#### [Work required]
Give the listing again, word for word.

#### [Records provided]
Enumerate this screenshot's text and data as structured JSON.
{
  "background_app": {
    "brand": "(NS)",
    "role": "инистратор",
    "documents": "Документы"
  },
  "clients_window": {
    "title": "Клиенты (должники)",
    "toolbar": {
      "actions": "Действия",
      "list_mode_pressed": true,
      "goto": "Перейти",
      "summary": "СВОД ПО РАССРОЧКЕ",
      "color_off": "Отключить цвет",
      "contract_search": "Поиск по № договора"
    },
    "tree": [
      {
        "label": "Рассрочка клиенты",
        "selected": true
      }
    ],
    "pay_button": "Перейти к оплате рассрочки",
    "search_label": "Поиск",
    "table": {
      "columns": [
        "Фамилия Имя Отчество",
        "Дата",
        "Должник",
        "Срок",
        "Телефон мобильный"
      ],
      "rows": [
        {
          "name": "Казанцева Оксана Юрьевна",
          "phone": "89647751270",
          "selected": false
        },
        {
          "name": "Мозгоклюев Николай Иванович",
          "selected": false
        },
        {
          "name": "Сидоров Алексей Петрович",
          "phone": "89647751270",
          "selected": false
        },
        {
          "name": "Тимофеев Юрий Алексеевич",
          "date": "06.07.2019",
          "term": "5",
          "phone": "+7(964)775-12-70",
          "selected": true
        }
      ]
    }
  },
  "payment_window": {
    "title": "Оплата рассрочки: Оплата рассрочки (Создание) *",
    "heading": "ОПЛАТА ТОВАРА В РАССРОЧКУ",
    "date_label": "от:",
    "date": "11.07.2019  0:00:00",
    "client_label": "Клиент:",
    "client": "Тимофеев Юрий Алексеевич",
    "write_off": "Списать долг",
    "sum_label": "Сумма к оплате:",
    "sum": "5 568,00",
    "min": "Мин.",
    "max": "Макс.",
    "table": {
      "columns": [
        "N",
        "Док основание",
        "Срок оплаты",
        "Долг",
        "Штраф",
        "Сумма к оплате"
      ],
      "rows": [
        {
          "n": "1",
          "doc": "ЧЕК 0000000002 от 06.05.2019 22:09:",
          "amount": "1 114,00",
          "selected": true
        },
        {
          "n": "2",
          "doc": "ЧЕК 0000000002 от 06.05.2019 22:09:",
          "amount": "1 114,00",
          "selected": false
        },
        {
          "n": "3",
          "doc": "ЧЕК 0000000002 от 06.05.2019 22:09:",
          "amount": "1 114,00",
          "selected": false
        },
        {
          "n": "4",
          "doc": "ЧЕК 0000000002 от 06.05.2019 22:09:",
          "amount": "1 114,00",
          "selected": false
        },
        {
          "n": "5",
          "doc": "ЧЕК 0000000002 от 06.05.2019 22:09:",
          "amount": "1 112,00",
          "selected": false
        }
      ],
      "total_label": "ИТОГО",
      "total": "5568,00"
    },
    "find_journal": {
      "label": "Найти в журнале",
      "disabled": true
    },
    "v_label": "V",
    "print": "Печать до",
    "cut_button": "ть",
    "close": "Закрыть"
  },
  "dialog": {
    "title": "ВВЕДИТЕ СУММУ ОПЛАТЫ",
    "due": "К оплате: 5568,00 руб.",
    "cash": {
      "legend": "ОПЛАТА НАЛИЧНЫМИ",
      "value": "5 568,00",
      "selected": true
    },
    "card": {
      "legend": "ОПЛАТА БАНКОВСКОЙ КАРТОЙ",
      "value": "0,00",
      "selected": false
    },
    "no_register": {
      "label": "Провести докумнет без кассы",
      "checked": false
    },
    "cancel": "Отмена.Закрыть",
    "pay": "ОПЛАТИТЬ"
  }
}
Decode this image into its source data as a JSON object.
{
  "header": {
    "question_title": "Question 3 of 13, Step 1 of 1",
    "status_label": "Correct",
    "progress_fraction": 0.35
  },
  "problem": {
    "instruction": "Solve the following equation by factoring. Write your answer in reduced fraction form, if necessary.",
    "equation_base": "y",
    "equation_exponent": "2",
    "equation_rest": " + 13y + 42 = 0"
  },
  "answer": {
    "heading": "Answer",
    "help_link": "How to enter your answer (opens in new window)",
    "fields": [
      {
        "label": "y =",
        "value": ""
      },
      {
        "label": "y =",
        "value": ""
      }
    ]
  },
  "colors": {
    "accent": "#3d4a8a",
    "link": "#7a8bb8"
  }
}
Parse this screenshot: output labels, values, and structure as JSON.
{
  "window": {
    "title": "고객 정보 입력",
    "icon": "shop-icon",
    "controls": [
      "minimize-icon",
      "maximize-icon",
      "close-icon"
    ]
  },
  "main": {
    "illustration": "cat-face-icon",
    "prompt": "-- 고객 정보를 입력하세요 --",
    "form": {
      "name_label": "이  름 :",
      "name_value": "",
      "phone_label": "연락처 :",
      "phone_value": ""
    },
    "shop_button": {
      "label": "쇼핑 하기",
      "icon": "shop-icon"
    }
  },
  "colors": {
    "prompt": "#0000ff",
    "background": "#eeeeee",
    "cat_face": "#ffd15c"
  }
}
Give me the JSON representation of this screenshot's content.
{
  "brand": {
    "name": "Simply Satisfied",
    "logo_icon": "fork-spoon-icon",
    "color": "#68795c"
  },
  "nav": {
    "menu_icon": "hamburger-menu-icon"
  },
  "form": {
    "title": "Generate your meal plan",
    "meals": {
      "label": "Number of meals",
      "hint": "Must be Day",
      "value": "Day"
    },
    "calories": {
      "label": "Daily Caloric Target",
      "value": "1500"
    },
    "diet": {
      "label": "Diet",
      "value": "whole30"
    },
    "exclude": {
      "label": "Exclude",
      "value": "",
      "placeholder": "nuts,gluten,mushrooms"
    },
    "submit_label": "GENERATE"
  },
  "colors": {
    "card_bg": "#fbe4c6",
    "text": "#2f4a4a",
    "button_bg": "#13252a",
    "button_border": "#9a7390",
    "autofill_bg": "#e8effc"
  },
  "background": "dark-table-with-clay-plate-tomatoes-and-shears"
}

#### [Answer below]
Enumerate this screenshot's text and data as structured JSON.
{
  "background_app": {
    "brand": "(NS)",
    "role": "инистратор",
    "documents": "Документы"
  },
  "clients_window": {
    "title": "Клиенты (должники)",
    "toolbar": {
      "actions": "Действия",
      "list_mode_pressed": true,
      "goto": "Перейти",
      "summary": "СВОД ПО РАССРОЧКЕ",
      "color_off": "Отключить цвет",
      "contract_search": "Поиск по № договора"
    },
    "tree": [
      {
        "label": "Рассрочка клиенты",
        "selected": true
      }
    ],
    "pay_button": "Перейти к оплате рассрочки",
    "search_label": "Поиск",
    "table": {
      "columns": [
        "Фамилия Имя Отчество",
        "Дата",
        "Должник",
        "Срок",
        "Телефон мобильный"
      ],
      "rows": [
        {
          "name": "Казанцева Оксана Юрьевна",
          "phone": "89647751270",
          "selected": false
        },
        {
          "name": "Мозгоклюев Николай Иванович",
          "selected": false
        },
        {
          "name": "Сидоров Алексей Петрович",
          "phone": "89647751270",
          "selected": false
        },
        {
          "name": "Тимофеев Юрий Алексеевич",
          "date": "06.07.2019",
          "term": "5",
          "phone": "+7(964)775-12-70",
          "selected": true
        }
      ]
    }
  },
  "payment_window": {
    "title": "Оплата рассрочки: Оплата рассрочки (Создание) *",
    "heading": "ОПЛАТА ТОВАРА В РАССРОЧКУ",
    "date_label": "от:",
    "date": "11.07.2019  0:00:00",
    "client_label": "Клиент:",
    "client": "Тимофеев Юрий Алексеевич",
    "write_off": "Списать долг",
    "sum_label": "Сумма к оплате:",
    "sum": "5 568,00",
    "min": "Мин.",
    "max": "Макс.",
    "table": {
      "columns": [
        "N",
        "Док основание",
        "Срок оплаты",
        "Долг",
        "Штраф",
        "Сумма к оплате"
      ],
      "rows": [
        {
          "n": "1",
          "doc": "ЧЕК 0000000002 от 06.05.2019 22:09:",
          "amount": "1 114,00",
          "selected": true
        },
        {
          "n": "2",
          "doc": "ЧЕК 0000000002 от 06.05.2019 22:09:",
          "amount": "1 114,00",
          "selected": false
        },
        {
          "n": "3",
          "doc": "ЧЕК 0000000002 от 06.05.2019 22:09:",
          "amount": "1 114,00",
          "selected": false
        },
        {
          "n": "4",
          "doc": "ЧЕК 0000000002 от 06.05.2019 22:09:",
          "amount": "1 114,00",
          "selected": false
        },
        {
          "n": "5",
          "doc": "ЧЕК 0000000002 от 06.05.2019 22:09:",
          "amount": "1 112,00",
          "selected": false
        }
      ],
      "total_label": "ИТОГО",
      "total": "5568,00"
    },
    "find_journal": {
      "label": "Найти в журнале",
      "disabled": true
    },
    "v_label": "V",
    "print": "Печать до",
    "cut_button": "ть",
    "close": "Закрыть"
  },
  "dialog": {
    "title": "ВВЕДИТЕ СУММУ ОПЛАТЫ",
    "due": "К оплате: 5568,00 руб.",
    "cash": {
      "legend": "ОПЛАТА НАЛИЧНЫМИ",
      "value": "5 568,00",
      "selected": true
    },
    "card": {
      "legend": "ОПЛАТА БАНКОВСКОЙ КАРТОЙ",
      "value": "0,00",
      "selected": false
    },
    "no_register": {
      "label": "Провести докумнет без кассы",
      "checked": false
    },
    "cancel": "Отмена.Закрыть",
    "pay": "ОПЛАТИТЬ"
  }
}
Decode this image into its source data as a JSON object.
{
  "header": {
    "question_title": "Question 3 of 13, Step 1 of 1",
    "status_label": "Correct",
    "progress_fraction": 0.35
  },
  "problem": {
    "instruction": "Solve the following equation by factoring. Write your answer in reduced fraction form, if necessary.",
    "equation_base": "y",
    "equation_exponent": "2",
    "equation_rest": " + 13y + 42 = 0"
  },
  "answer": {
    "heading": "Answer",
    "help_link": "How to enter your answer (opens in new window)",
    "fields": [
      {
        "label": "y =",
        "value": ""
      },
      {
        "label": "y =",
        "value": ""
      }
    ]
  },
  "colors": {
    "accent": "#3d4a8a",
    "link": "#7a8bb8"
  }
}
Parse this screenshot: output labels, values, and structure as JSON.
{
  "window": {
    "title": "고객 정보 입력",
    "icon": "shop-icon",
    "controls": [
      "minimize-icon",
      "maximize-icon",
      "close-icon"
    ]
  },
  "main": {
    "illustration": "cat-face-icon",
    "prompt": "-- 고객 정보를 입력하세요 --",
    "form": {
      "name_label": "이  름 :",
      "name_value": "",
      "phone_label": "연락처 :",
      "phone_value": ""
    },
    "shop_button": {
      "label": "쇼핑 하기",
      "icon": "shop-icon"
    }
  },
  "colors": {
    "prompt": "#0000ff",
    "background": "#eeeeee",
    "cat_face": "#ffd15c"
  }
}
Give me the JSON representation of this screenshot's content.
{
  "brand": {
    "name": "Simply Satisfied",
    "logo_icon": "fork-spoon-icon",
    "color": "#68795c"
  },
  "nav": {
    "menu_icon": "hamburger-menu-icon"
  },
  "form": {
    "title": "Generate your meal plan",
    "meals": {
      "label": "Number of meals",
      "hint": "Must be Day",
      "value": "Day"
    },
    "calories": {
      "label": "Daily Caloric Target",
      "value": "1500"
    },
    "diet": {
      "label": "Diet",
      "value": "whole30"
    },
    "exclude": {
      "label": "Exclude",
      "value": "",
      "placeholder": "nuts,gluten,mushrooms"
    },
    "submit_label": "GENERATE"
  },
  "colors": {
    "card_bg": "#fbe4c6",
    "text": "#2f4a4a",
    "button_bg": "#13252a",
    "button_border": "#9a7390",
    "autofill_bg": "#e8effc"
  },
  "background": "dark-table-with-clay-plate-tomatoes-and-shears"
}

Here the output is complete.